=== GIVEN RECORDS ===
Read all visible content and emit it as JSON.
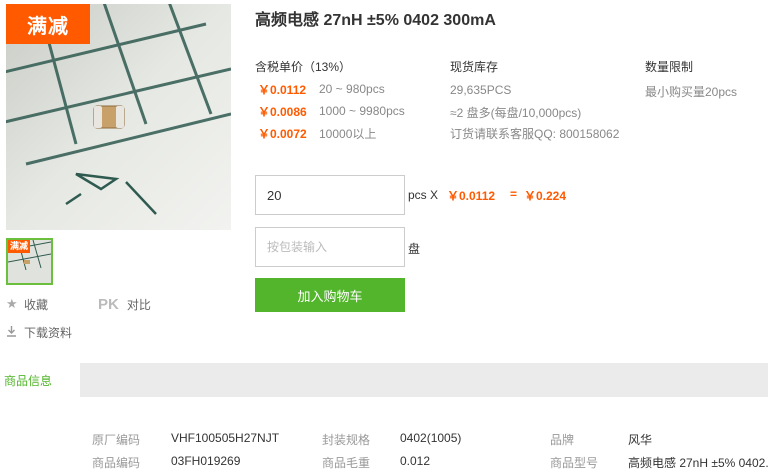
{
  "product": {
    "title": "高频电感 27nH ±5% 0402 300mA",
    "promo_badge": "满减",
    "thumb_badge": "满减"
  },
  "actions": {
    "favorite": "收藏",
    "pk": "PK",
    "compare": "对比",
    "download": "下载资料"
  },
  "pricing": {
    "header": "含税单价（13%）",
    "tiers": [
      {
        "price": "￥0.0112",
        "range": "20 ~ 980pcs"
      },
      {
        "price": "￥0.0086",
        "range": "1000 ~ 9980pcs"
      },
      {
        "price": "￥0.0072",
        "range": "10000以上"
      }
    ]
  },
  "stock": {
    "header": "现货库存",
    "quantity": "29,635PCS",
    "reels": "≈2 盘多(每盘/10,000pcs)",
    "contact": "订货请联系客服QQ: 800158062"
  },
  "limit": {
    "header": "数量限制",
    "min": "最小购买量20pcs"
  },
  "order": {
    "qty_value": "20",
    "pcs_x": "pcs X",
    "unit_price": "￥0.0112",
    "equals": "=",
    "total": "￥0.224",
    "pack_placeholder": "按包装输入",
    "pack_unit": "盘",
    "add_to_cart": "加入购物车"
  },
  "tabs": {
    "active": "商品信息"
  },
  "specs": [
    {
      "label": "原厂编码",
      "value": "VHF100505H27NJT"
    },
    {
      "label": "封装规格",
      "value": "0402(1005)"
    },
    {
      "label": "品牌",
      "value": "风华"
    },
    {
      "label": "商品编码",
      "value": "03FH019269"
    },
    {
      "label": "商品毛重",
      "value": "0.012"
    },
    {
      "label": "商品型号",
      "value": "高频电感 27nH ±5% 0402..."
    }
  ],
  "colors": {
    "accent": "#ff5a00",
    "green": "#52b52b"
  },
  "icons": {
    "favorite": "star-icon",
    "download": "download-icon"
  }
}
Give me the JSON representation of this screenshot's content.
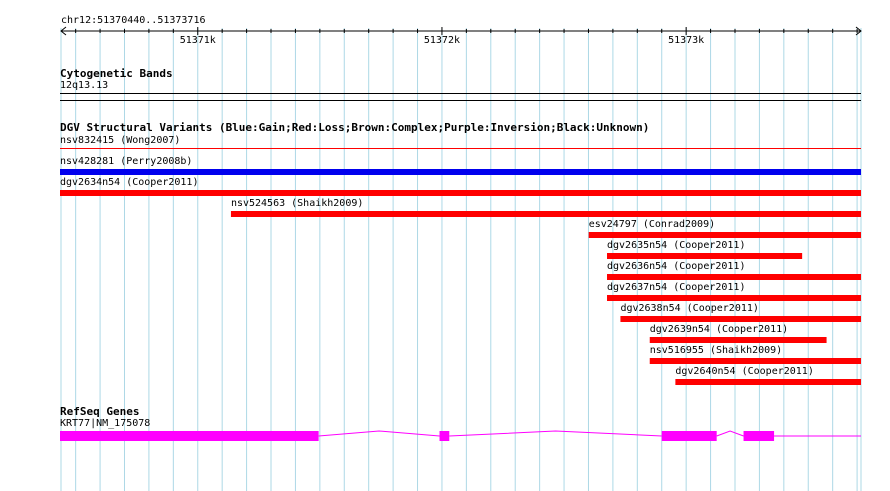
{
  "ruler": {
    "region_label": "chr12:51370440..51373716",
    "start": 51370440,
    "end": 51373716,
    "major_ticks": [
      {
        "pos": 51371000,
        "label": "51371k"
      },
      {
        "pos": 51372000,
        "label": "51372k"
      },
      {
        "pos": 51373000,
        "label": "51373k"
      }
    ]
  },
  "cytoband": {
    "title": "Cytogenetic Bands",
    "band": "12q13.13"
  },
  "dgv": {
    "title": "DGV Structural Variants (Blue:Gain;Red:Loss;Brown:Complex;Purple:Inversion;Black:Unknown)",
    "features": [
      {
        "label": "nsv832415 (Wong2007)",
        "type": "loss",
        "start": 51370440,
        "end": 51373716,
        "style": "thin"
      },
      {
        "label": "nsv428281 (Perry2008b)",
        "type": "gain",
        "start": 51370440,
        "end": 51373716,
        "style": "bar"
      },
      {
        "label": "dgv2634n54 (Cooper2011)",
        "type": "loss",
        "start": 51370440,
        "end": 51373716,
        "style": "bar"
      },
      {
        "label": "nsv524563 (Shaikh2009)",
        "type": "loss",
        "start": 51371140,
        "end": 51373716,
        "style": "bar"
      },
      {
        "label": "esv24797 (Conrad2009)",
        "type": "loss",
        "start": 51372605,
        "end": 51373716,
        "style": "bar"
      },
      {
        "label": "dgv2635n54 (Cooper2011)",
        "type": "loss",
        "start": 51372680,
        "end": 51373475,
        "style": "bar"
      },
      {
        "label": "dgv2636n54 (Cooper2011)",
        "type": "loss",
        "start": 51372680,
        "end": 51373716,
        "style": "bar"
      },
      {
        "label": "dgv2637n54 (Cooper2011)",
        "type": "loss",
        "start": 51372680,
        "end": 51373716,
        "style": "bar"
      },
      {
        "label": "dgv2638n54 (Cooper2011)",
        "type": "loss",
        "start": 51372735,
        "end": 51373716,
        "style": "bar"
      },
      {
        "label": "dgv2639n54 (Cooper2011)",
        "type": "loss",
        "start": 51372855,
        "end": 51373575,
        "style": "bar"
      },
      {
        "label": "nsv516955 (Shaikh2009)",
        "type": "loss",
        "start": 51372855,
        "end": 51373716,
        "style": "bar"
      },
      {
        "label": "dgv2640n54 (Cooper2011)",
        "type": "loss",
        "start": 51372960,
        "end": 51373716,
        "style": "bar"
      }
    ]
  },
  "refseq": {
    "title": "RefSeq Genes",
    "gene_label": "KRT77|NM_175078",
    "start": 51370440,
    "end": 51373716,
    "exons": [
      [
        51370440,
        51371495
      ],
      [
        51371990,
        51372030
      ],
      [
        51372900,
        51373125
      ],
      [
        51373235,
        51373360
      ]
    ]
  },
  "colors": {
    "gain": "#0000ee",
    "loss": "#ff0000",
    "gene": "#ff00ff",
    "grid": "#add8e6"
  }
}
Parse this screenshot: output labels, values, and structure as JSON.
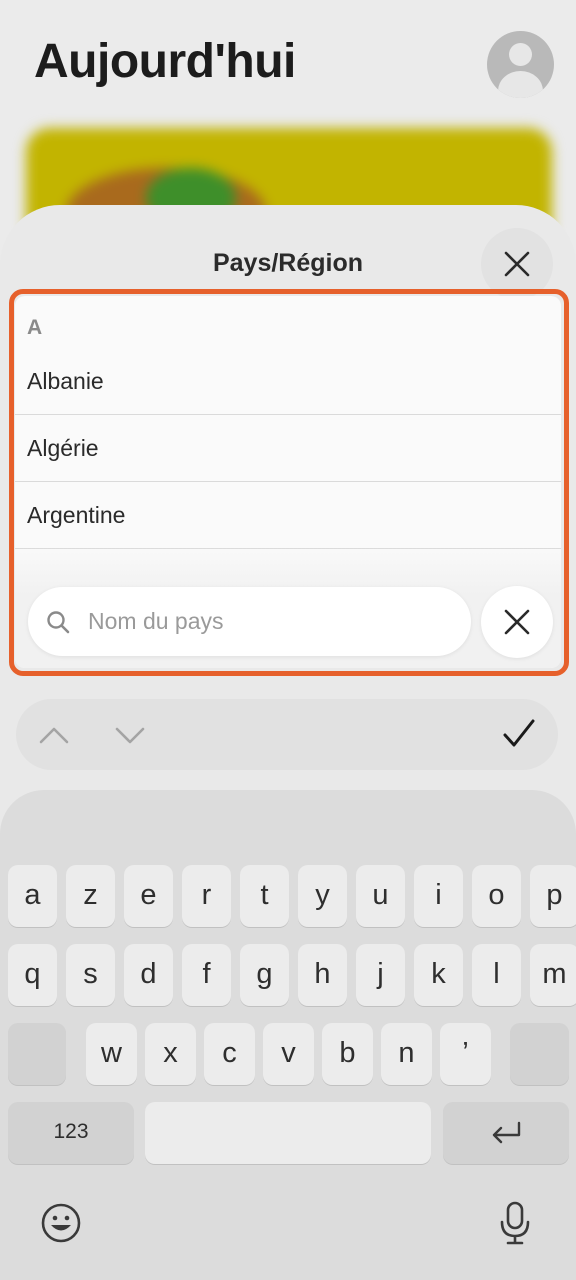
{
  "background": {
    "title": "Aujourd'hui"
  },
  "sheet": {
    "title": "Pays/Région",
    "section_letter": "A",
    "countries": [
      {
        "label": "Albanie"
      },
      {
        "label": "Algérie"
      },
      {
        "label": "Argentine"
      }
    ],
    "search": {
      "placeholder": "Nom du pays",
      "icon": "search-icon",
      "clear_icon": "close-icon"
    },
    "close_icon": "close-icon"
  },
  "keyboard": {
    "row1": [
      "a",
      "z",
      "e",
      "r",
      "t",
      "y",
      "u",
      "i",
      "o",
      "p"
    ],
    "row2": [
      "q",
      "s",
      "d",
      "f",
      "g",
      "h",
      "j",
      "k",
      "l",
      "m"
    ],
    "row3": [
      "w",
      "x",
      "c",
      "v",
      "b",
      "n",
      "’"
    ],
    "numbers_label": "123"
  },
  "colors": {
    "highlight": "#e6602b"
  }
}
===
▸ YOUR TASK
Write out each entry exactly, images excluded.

▸ TASK RESULT
Read all visible content and emit it as JSON.
{
  "product": {
    "title": "高频电感 27nH ±5% 0402 300mA",
    "promo_badge": "满减",
    "thumb_badge": "满减"
  },
  "actions": {
    "favorite": "收藏",
    "pk": "PK",
    "compare": "对比",
    "download": "下载资料"
  },
  "pricing": {
    "header": "含税单价（13%）",
    "tiers": [
      {
        "price": "￥0.0112",
        "range": "20 ~ 980pcs"
      },
      {
        "price": "￥0.0086",
        "range": "1000 ~ 9980pcs"
      },
      {
        "price": "￥0.0072",
        "range": "10000以上"
      }
    ]
  },
  "stock": {
    "header": "现货库存",
    "quantity": "29,635PCS",
    "reels": "≈2 盘多(每盘/10,000pcs)",
    "contact": "订货请联系客服QQ: 800158062"
  },
  "limit": {
    "header": "数量限制",
    "min": "最小购买量20pcs"
  },
  "order": {
    "qty_value": "20",
    "pcs_x": "pcs X",
    "unit_price": "￥0.0112",
    "equals": "=",
    "total": "￥0.224",
    "pack_placeholder": "按包装输入",
    "pack_unit": "盘",
    "add_to_cart": "加入购物车"
  },
  "tabs": {
    "active": "商品信息"
  },
  "specs": [
    {
      "label": "原厂编码",
      "value": "VHF100505H27NJT"
    },
    {
      "label": "封装规格",
      "value": "0402(1005)"
    },
    {
      "label": "品牌",
      "value": "风华"
    },
    {
      "label": "商品编码",
      "value": "03FH019269"
    },
    {
      "label": "商品毛重",
      "value": "0.012"
    },
    {
      "label": "商品型号",
      "value": "高频电感 27nH ±5% 0402..."
    }
  ],
  "colors": {
    "accent": "#ff5a00",
    "green": "#52b52b"
  },
  "icons": {
    "favorite": "star-icon",
    "download": "download-icon"
  }
}
Give me the JSON representation of this screenshot's content.
{
  "ruler": {
    "region_label": "chr12:51370440..51373716",
    "start": 51370440,
    "end": 51373716,
    "major_ticks": [
      {
        "pos": 51371000,
        "label": "51371k"
      },
      {
        "pos": 51372000,
        "label": "51372k"
      },
      {
        "pos": 51373000,
        "label": "51373k"
      }
    ]
  },
  "cytoband": {
    "title": "Cytogenetic Bands",
    "band": "12q13.13"
  },
  "dgv": {
    "title": "DGV Structural Variants (Blue:Gain;Red:Loss;Brown:Complex;Purple:Inversion;Black:Unknown)",
    "features": [
      {
        "label": "nsv832415 (Wong2007)",
        "type": "loss",
        "start": 51370440,
        "end": 51373716,
        "style": "thin"
      },
      {
        "label": "nsv428281 (Perry2008b)",
        "type": "gain",
        "start": 51370440,
        "end": 51373716,
        "style": "bar"
      },
      {
        "label": "dgv2634n54 (Cooper2011)",
        "type": "loss",
        "start": 51370440,
        "end": 51373716,
        "style": "bar"
      },
      {
        "label": "nsv524563 (Shaikh2009)",
        "type": "loss",
        "start": 51371140,
        "end": 51373716,
        "style": "bar"
      },
      {
        "label": "esv24797 (Conrad2009)",
        "type": "loss",
        "start": 51372605,
        "end": 51373716,
        "style": "bar"
      },
      {
        "label": "dgv2635n54 (Cooper2011)",
        "type": "loss",
        "start": 51372680,
        "end": 51373475,
        "style": "bar"
      },
      {
        "label": "dgv2636n54 (Cooper2011)",
        "type": "loss",
        "start": 51372680,
        "end": 51373716,
        "style": "bar"
      },
      {
        "label": "dgv2637n54 (Cooper2011)",
        "type": "loss",
        "start": 51372680,
        "end": 51373716,
        "style": "bar"
      },
      {
        "label": "dgv2638n54 (Cooper2011)",
        "type": "loss",
        "start": 51372735,
        "end": 51373716,
        "style": "bar"
      },
      {
        "label": "dgv2639n54 (Cooper2011)",
        "type": "loss",
        "start": 51372855,
        "end": 51373575,
        "style": "bar"
      },
      {
        "label": "nsv516955 (Shaikh2009)",
        "type": "loss",
        "start": 51372855,
        "end": 51373716,
        "style": "bar"
      },
      {
        "label": "dgv2640n54 (Cooper2011)",
        "type": "loss",
        "start": 51372960,
        "end": 51373716,
        "style": "bar"
      }
    ]
  },
  "refseq": {
    "title": "RefSeq Genes",
    "gene_label": "KRT77|NM_175078",
    "start": 51370440,
    "end": 51373716,
    "exons": [
      [
        51370440,
        51371495
      ],
      [
        51371990,
        51372030
      ],
      [
        51372900,
        51373125
      ],
      [
        51373235,
        51373360
      ]
    ]
  },
  "colors": {
    "gain": "#0000ee",
    "loss": "#ff0000",
    "gene": "#ff00ff",
    "grid": "#add8e6"
  }
}
Parse this screenshot: output labels, values, and structure as JSON.
{
  "background": {
    "title": "Aujourd'hui"
  },
  "sheet": {
    "title": "Pays/Région",
    "section_letter": "A",
    "countries": [
      {
        "label": "Albanie"
      },
      {
        "label": "Algérie"
      },
      {
        "label": "Argentine"
      }
    ],
    "search": {
      "placeholder": "Nom du pays",
      "icon": "search-icon",
      "clear_icon": "close-icon"
    },
    "close_icon": "close-icon"
  },
  "keyboard": {
    "row1": [
      "a",
      "z",
      "e",
      "r",
      "t",
      "y",
      "u",
      "i",
      "o",
      "p"
    ],
    "row2": [
      "q",
      "s",
      "d",
      "f",
      "g",
      "h",
      "j",
      "k",
      "l",
      "m"
    ],
    "row3": [
      "w",
      "x",
      "c",
      "v",
      "b",
      "n",
      "’"
    ],
    "numbers_label": "123"
  },
  "colors": {
    "highlight": "#e6602b"
  }
}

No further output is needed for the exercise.